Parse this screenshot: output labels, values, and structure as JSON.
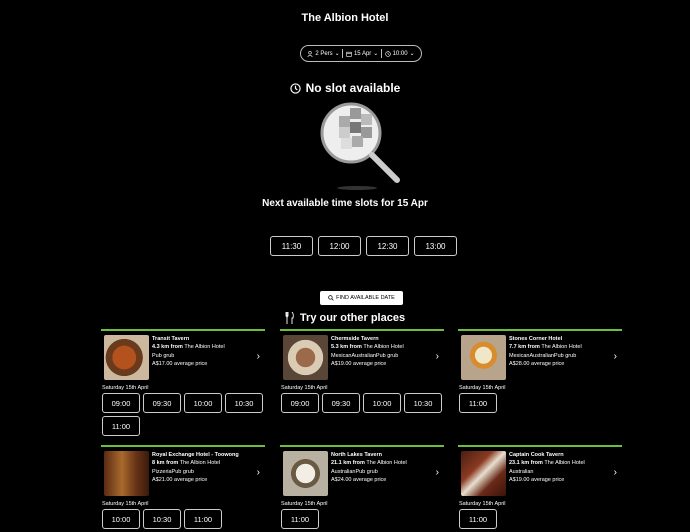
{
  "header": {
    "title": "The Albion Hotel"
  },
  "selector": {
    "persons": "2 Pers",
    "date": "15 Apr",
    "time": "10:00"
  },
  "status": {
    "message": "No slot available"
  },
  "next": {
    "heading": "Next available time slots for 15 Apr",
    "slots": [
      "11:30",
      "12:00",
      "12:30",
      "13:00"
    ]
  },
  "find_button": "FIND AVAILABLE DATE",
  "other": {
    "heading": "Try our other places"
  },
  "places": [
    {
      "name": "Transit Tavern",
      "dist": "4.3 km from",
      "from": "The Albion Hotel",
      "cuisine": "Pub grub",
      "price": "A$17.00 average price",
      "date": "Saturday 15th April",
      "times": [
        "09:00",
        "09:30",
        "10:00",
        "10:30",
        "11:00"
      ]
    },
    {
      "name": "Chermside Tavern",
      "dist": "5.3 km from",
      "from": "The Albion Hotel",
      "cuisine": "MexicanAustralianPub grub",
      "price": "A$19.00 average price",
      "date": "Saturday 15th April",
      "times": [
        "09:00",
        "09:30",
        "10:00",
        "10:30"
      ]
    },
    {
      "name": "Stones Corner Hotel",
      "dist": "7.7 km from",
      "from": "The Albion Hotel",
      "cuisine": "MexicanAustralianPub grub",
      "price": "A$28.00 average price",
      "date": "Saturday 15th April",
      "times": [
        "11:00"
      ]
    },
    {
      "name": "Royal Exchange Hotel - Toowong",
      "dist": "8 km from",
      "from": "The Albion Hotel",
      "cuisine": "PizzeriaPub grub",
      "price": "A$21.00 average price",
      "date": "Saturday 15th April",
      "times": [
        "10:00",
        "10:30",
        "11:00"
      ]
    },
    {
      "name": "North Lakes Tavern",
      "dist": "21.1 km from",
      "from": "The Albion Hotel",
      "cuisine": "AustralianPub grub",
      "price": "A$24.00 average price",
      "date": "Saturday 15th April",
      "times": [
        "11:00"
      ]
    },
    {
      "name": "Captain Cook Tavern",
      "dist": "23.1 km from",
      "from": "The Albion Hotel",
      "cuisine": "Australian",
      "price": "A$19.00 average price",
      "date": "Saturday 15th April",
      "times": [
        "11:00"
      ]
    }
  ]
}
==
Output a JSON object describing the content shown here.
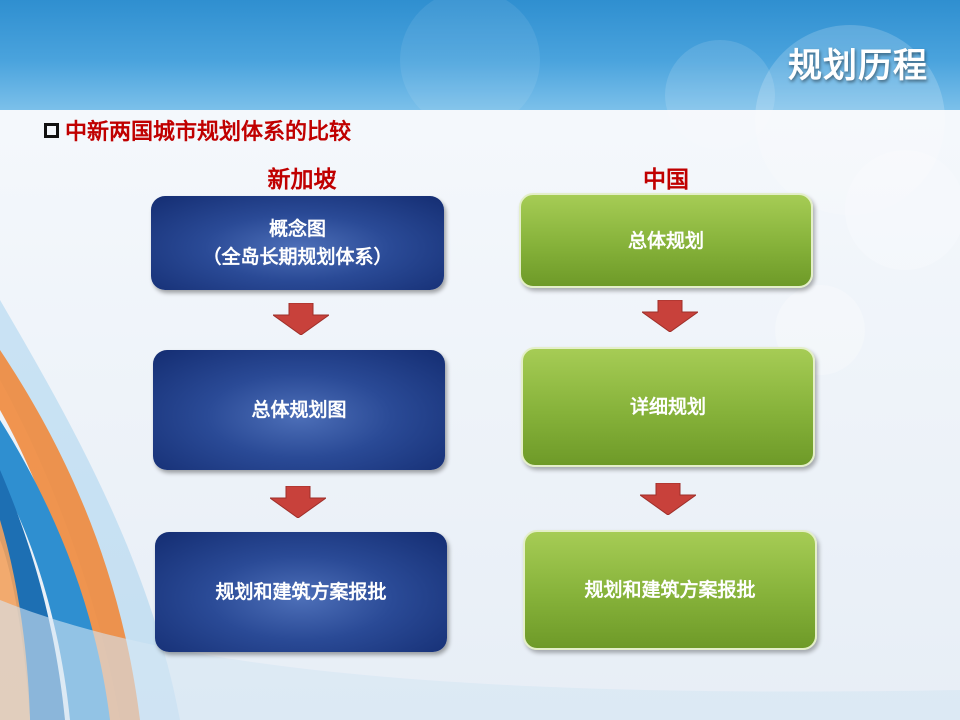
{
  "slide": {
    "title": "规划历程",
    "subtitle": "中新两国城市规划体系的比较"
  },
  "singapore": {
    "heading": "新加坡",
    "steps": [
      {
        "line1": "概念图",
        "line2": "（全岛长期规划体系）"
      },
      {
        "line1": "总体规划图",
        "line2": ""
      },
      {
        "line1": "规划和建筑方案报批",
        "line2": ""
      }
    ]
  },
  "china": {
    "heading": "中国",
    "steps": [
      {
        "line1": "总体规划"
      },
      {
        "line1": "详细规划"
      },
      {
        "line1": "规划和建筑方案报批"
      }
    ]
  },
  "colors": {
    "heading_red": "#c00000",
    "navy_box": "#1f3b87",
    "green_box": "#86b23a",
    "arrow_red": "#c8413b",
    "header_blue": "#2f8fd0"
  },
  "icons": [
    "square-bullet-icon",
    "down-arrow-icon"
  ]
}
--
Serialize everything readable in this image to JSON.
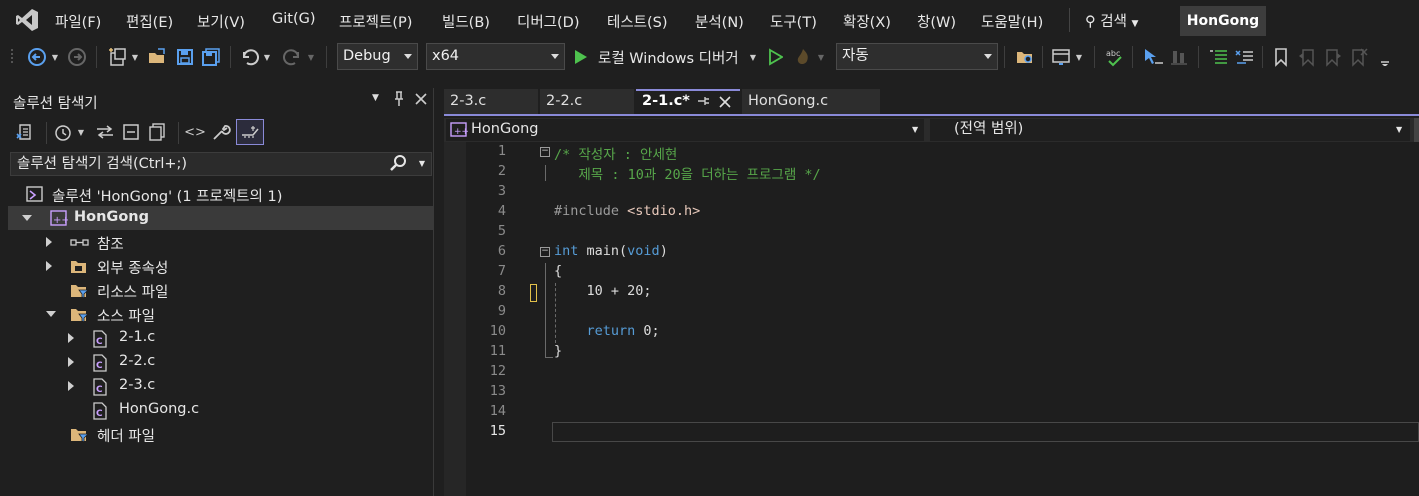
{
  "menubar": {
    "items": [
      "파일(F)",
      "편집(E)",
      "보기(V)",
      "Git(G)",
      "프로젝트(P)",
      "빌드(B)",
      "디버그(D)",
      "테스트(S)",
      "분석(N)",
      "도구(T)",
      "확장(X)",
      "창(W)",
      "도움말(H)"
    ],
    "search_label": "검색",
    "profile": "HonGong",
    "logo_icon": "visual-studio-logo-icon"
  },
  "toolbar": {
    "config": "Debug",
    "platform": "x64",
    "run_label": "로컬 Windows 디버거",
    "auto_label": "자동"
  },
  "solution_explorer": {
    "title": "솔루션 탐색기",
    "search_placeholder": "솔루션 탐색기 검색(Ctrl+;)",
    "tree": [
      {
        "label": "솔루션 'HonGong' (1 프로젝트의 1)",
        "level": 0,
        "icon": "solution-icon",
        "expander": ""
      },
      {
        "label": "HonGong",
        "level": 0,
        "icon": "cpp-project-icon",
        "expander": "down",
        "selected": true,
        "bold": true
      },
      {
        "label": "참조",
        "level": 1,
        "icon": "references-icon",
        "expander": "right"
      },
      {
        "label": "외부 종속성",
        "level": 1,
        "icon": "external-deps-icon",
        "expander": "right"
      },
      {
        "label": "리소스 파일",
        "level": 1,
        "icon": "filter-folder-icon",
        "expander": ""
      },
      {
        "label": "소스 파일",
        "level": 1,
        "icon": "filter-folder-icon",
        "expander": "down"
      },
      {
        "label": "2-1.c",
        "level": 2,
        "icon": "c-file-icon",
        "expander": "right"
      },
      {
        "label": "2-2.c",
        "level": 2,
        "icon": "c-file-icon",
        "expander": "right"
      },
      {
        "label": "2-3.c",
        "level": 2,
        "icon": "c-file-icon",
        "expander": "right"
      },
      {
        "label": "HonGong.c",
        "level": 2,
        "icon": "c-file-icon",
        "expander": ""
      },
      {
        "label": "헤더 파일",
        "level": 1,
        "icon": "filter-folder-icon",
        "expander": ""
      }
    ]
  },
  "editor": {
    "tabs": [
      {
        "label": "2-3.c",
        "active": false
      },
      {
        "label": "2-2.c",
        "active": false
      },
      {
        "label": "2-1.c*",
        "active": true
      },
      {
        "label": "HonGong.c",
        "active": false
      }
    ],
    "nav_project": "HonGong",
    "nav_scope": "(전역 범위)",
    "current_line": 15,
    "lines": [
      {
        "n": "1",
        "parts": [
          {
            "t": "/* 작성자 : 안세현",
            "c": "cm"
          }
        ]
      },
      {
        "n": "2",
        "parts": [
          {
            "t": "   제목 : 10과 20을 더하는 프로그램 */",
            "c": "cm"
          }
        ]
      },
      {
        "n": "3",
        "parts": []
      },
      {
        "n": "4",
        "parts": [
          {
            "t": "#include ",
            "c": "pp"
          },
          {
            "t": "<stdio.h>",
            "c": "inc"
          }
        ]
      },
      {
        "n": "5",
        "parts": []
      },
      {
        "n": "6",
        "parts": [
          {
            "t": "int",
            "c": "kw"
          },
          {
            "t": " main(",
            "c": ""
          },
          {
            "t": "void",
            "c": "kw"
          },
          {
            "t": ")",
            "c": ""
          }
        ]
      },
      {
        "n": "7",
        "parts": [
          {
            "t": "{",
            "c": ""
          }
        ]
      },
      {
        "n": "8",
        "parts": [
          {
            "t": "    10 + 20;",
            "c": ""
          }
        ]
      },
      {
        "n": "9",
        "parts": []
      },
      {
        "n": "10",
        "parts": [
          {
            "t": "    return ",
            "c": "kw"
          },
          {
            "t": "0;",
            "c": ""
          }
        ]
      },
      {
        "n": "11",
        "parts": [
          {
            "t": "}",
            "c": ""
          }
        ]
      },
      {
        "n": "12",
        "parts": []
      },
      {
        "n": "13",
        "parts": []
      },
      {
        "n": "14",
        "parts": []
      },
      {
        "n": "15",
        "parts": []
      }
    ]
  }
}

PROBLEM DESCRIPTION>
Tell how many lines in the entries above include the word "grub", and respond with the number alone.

OUTPUT>
5